In 14 months New Town will have a new primary school; and that is not a moment too soon.

Struggling under the extremely poor conditions of a dilapidated thirty-year old building, the community has exercised the patience of Job as they waited and waited and waited some more for Government to fulfil its promise of building a school in the community. Sometimes, their patience snapped and they protested by keeping their children home, a decision Prime Minister Roosevelt Skerrit claimed is always counter-productive.

"The only people who will suffer are your children when you keep your children home," Prime Minister Skerrit told the signing ceremony of a contract to build the new school. "Do not ever keep your children at home."
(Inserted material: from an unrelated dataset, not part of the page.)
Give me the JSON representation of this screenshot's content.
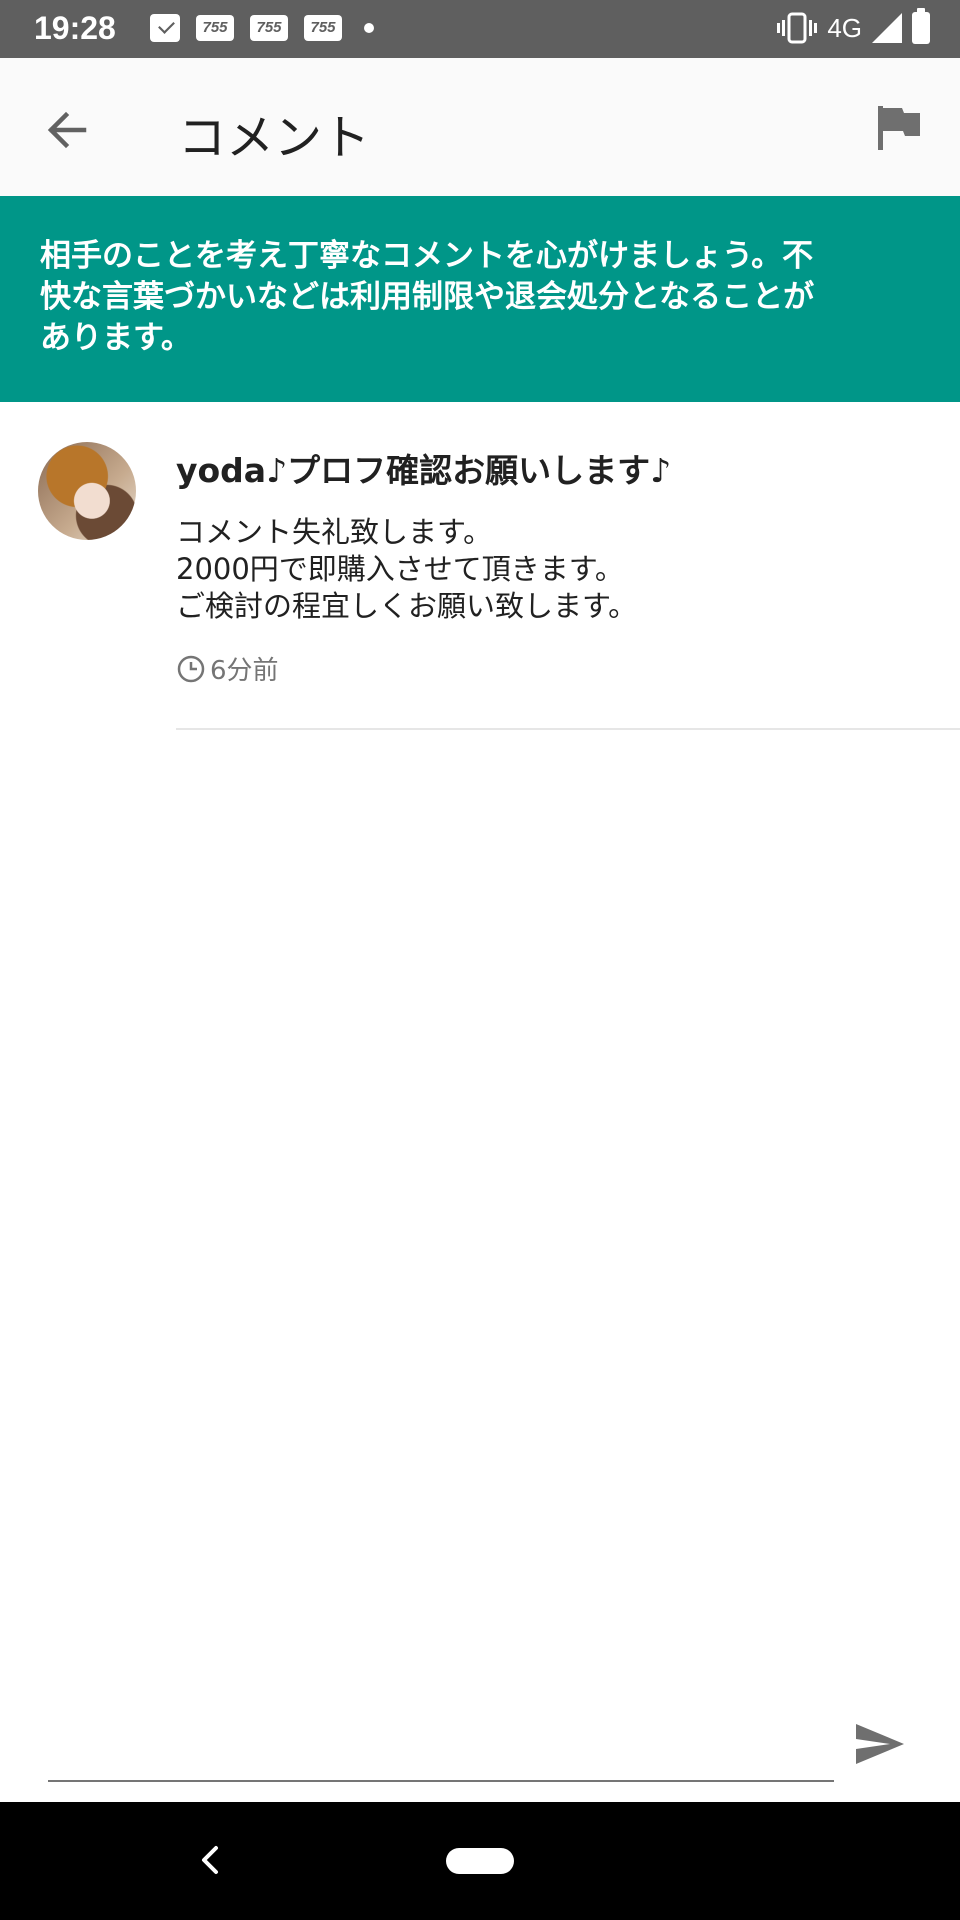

But on the contrary, the protests by parents and teachers of New Town made a definite impression because, it appears, Prime Minister Skerrit diverted the gift of a school for Thibaud, in his constituency, to Newtown.

"What we are seeing is the result of the generosity of the Prime Minister," said Parliamentary Representative Ambrose George as he described the anxiety, of the community, that grew and grew and was almost unbearable. "Everyone is looking forward to the moving of the first stone."

Whenever that happens, Petter St. Jean, the Minister for Education said the construction of the new school will be "the beginning of a new beginning" for students and teachers and the community.

When completed, the EC $6.37 million primary school will be large enough to hold 300 students and 17 teachers within its three floors. It will also contain a library, 14 classrooms and other rooms including a sick bay and art room. Most significantly, it will be the first primary school in Dominica with elevators.

Like most infrastructural development projects in Dominica over the past five years, the school is being funded and built by the People's Republic of China and, according to the officials, it is a manifestation of the warm relationship between Dominica and China that was established about ten years ago.

"We have seen rapid and sound development in bilateral relations," said Chinese Ambassador Wang Zonglai.

Prime Minister Skerrit added that the benchmark of that relationship has been non-interference in each other's domestic affairs and the adoption of the one-China policy.